A former medical officer in Japan's World War II navy admitted to conducting vivisection in the Philippines on some 30 prisoners of war, including women and children, a news report said.
It was the first time such testimony had been given on experiments on human beings by a Japanese officer in the Philippines during World War II, Kyodo News reported late on Saturday.
Similar experiments were conducted in northern China by the notorious germ warfare Unit 731, which is blamed for the deaths of up to 10,000 Chinese and Allied prisoners of war, the report added.
Akira Makino, 84, a former officer of the medical corps of the Imperial Japanese Navy's No. 33 patrol unit, said the experiments on live prisoners began in December 1944, shortly after he was assigned to Zamboanga air base on the Philippines' Mindanao Island.
Makino was ordered to take two local men captured as US spies to a school which had been turned into a hospital, where they were undressed and tied to an operating table, Kyodo said.
Makino was told by his superior to insert a surgical knife into their bodies after the prisoners' faces were covered with an ether-soaked cloth to induce unconsciousness.
"I thought `What a horrible thing I'm doing to innocent people even though I'm ordered to do it,'" Makino said after keeping the information secret for six decades.

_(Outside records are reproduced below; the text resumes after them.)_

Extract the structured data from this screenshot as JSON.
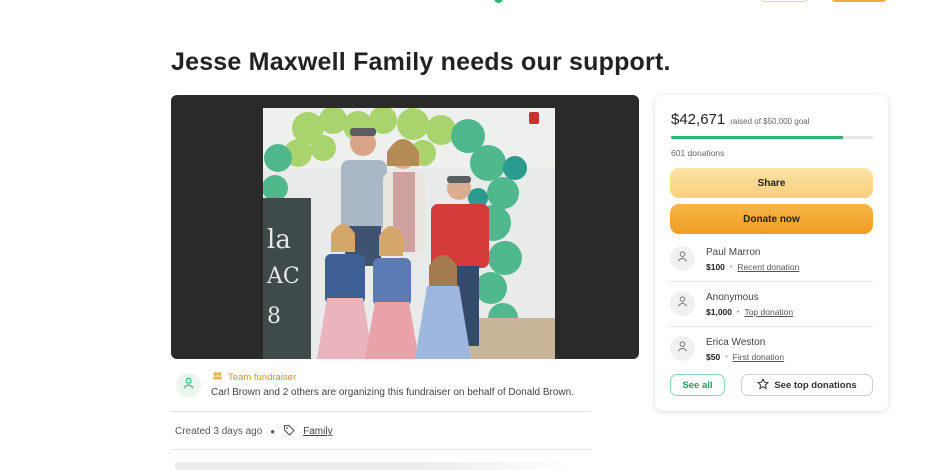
{
  "campaign": {
    "title": "Jesse Maxwell Family needs our support."
  },
  "organizer": {
    "team_label": "Team fundraiser",
    "text": "Carl Brown and 2 others are organizing this fundraiser on behalf of Donald Brown."
  },
  "meta": {
    "created": "Created 3 days ago",
    "category": "Family"
  },
  "donation": {
    "raised": "$42,671",
    "goal_text": "raised of $50,000 goal",
    "progress_fraction": 0.85,
    "count": "601 donations",
    "share_label": "Share",
    "donate_label": "Donate now",
    "donors": [
      {
        "name": "Paul Marron",
        "amount": "$100",
        "tag": "Recent donation"
      },
      {
        "name": "Anonymous",
        "amount": "$1,000",
        "tag": "Top donation"
      },
      {
        "name": "Erica Weston",
        "amount": "$50",
        "tag": "First donation"
      }
    ],
    "see_all_label": "See all",
    "see_top_label": "See top donations"
  },
  "colors": {
    "accent_green": "#2bb673",
    "donate_orange": "#ef9d24",
    "share_yellow": "#f8cf7c",
    "team_gold": "#d2931e"
  },
  "icons": [
    "heart-hand-icon",
    "team-icon",
    "tag-icon",
    "donor-icon",
    "star-icon"
  ]
}
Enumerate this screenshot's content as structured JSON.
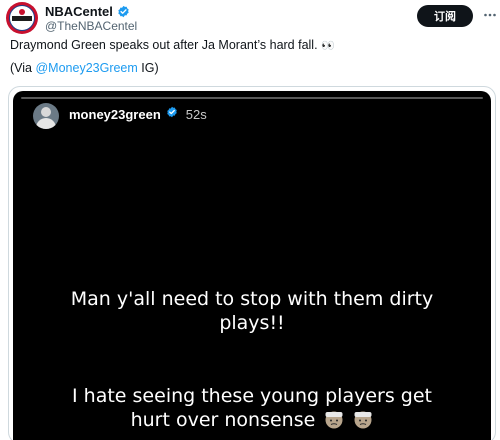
{
  "author": {
    "display_name": "NBACentel",
    "handle": "@TheNBACentel",
    "avatar_icon": "nba-centel-logo-icon",
    "verified_icon": "verified-badge-icon"
  },
  "subscribe_button": {
    "label": "订阅"
  },
  "more_icon": "more-dots-icon",
  "tweet": {
    "text_main": "Draymond Green speaks out after Ja Morant’s hard fall.",
    "eyes_emoji": "👀",
    "via_prefix": "(Via ",
    "via_mention": "@Money23Greem",
    "via_suffix": " IG)"
  },
  "story": {
    "username": "money23green",
    "time": "52s",
    "progress": 0.0,
    "caption_1_line_1": "Man y'all need to stop with them dirty",
    "caption_1_line_2": "plays!!",
    "caption_2_line_1": "I hate seeing these young players get",
    "caption_2_line_2": "hurt over nonsense",
    "caption_2_emoji_icons": [
      "face-with-head-bandage-icon",
      "face-with-head-bandage-icon"
    ]
  },
  "colors": {
    "accent_link": "#1d9bf0",
    "verified_blue": "#1d9bf0",
    "story_background": "#000000",
    "subscribe_background": "#0f1419"
  }
}
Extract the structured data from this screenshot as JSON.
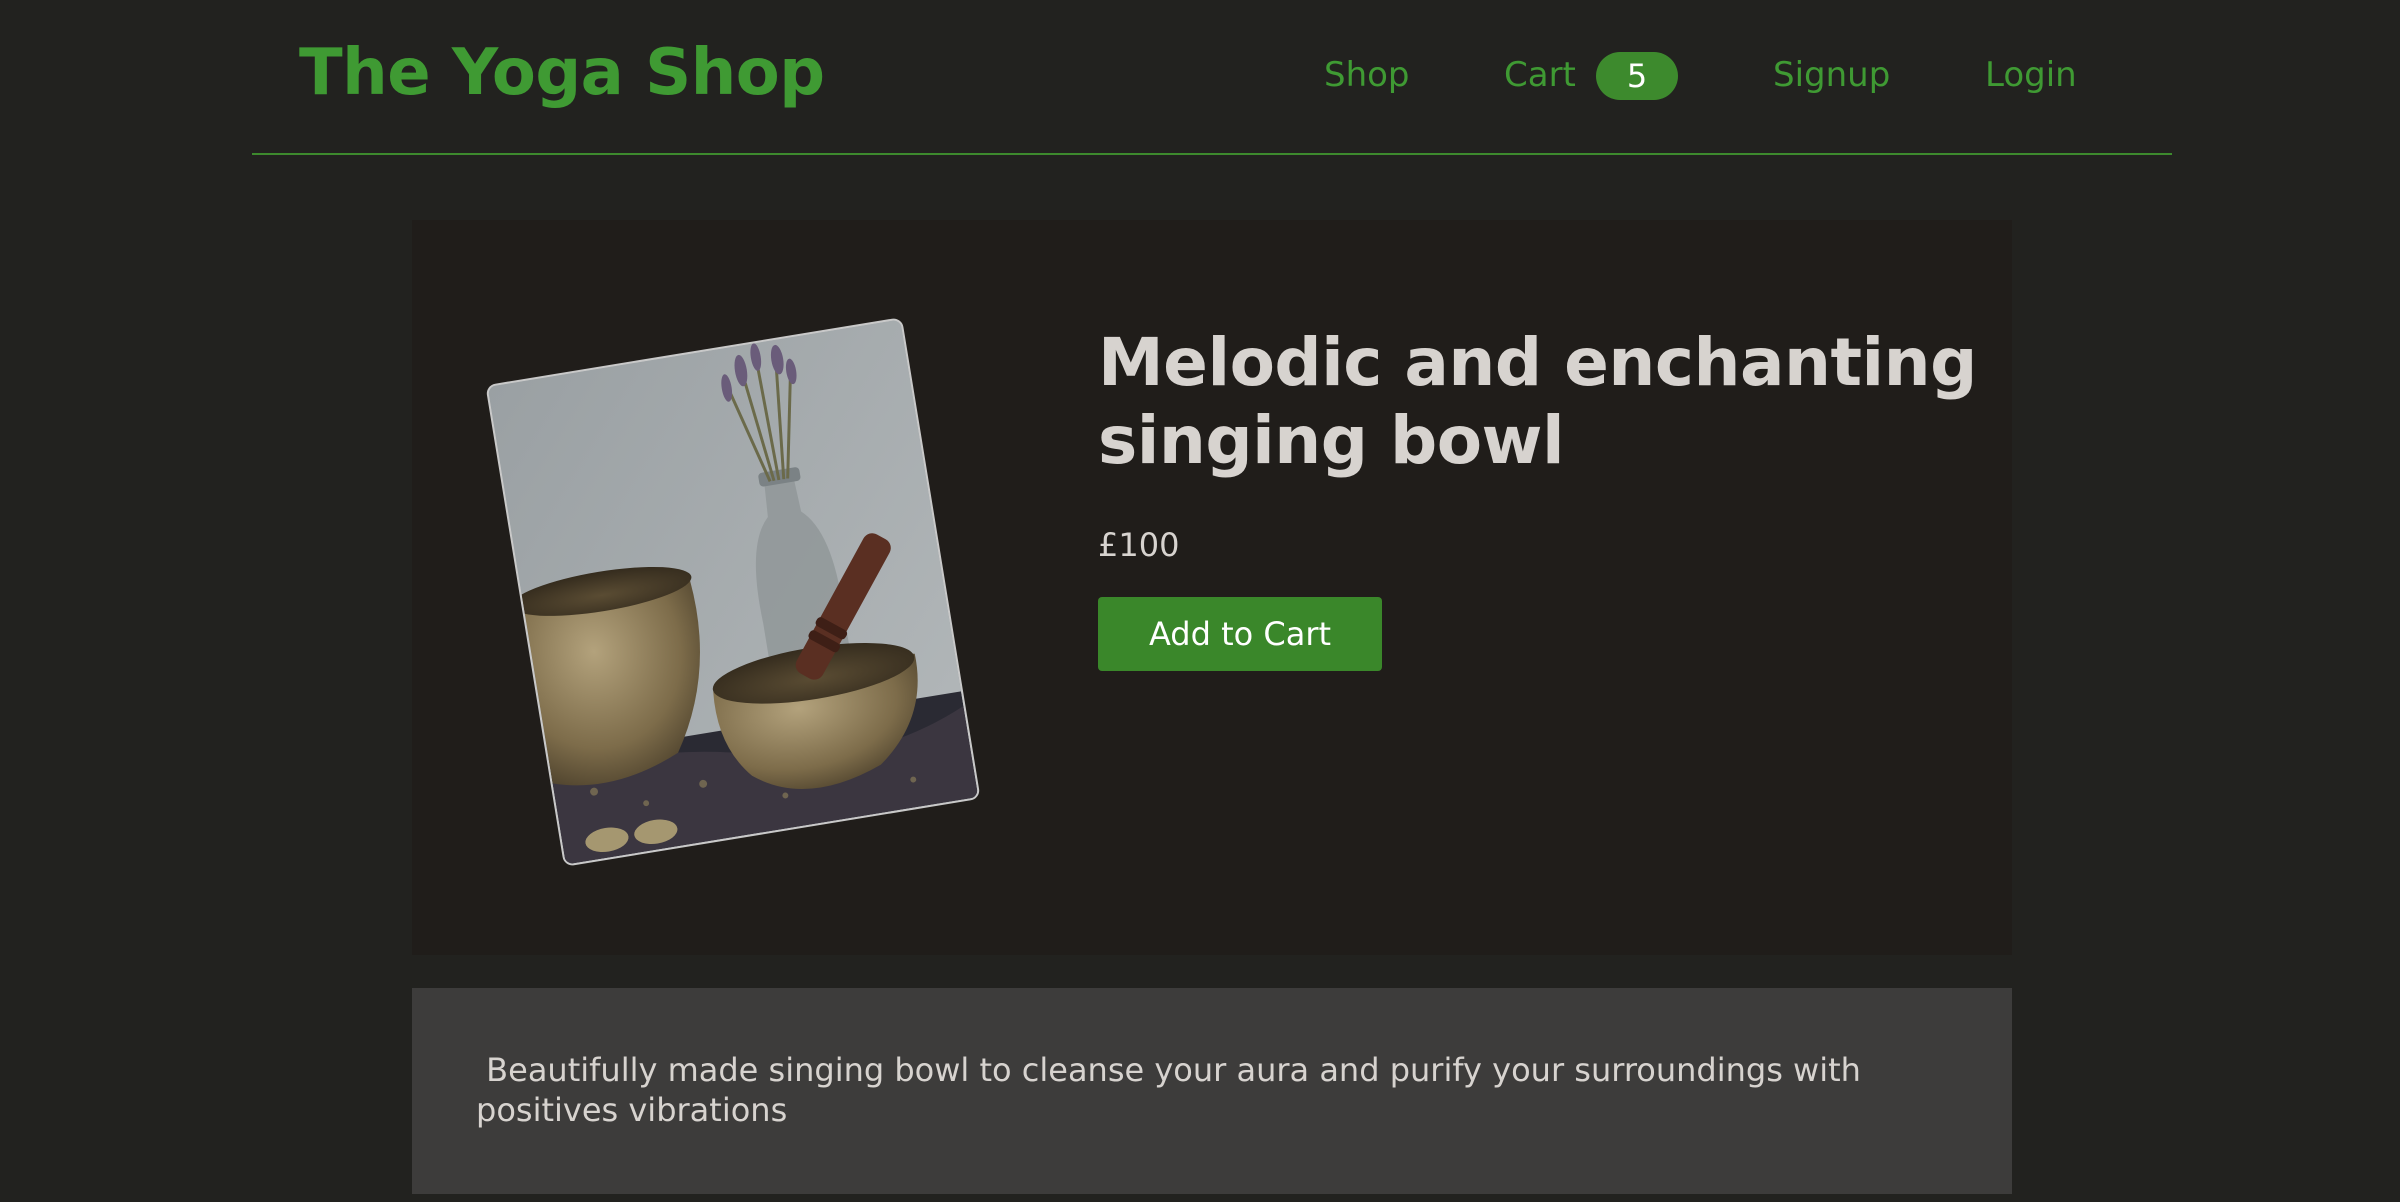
{
  "header": {
    "brand": "The Yoga Shop",
    "nav": {
      "shop": "Shop",
      "cart": "Cart",
      "cart_count": "5",
      "signup": "Signup",
      "login": "Login"
    }
  },
  "product": {
    "title": "Melodic and enchanting singing bowl",
    "price": "£100",
    "add_to_cart_label": "Add to Cart",
    "description": " Beautifully made singing bowl to cleanse your aura and purify your surroundings with positives vibrations"
  },
  "colors": {
    "background": "#22221f",
    "brand_green": "#3f9a33",
    "button_green": "#3a872a",
    "panel": "#201d1a",
    "description_panel": "#3d3c3b",
    "text_light": "#d7d3cf"
  }
}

The experiments, which included amputating arms and legs, suturing blood vessels and abdominal dissections, continued until February 1945 and resulted in the deaths of some 30 people, including women and children, he said.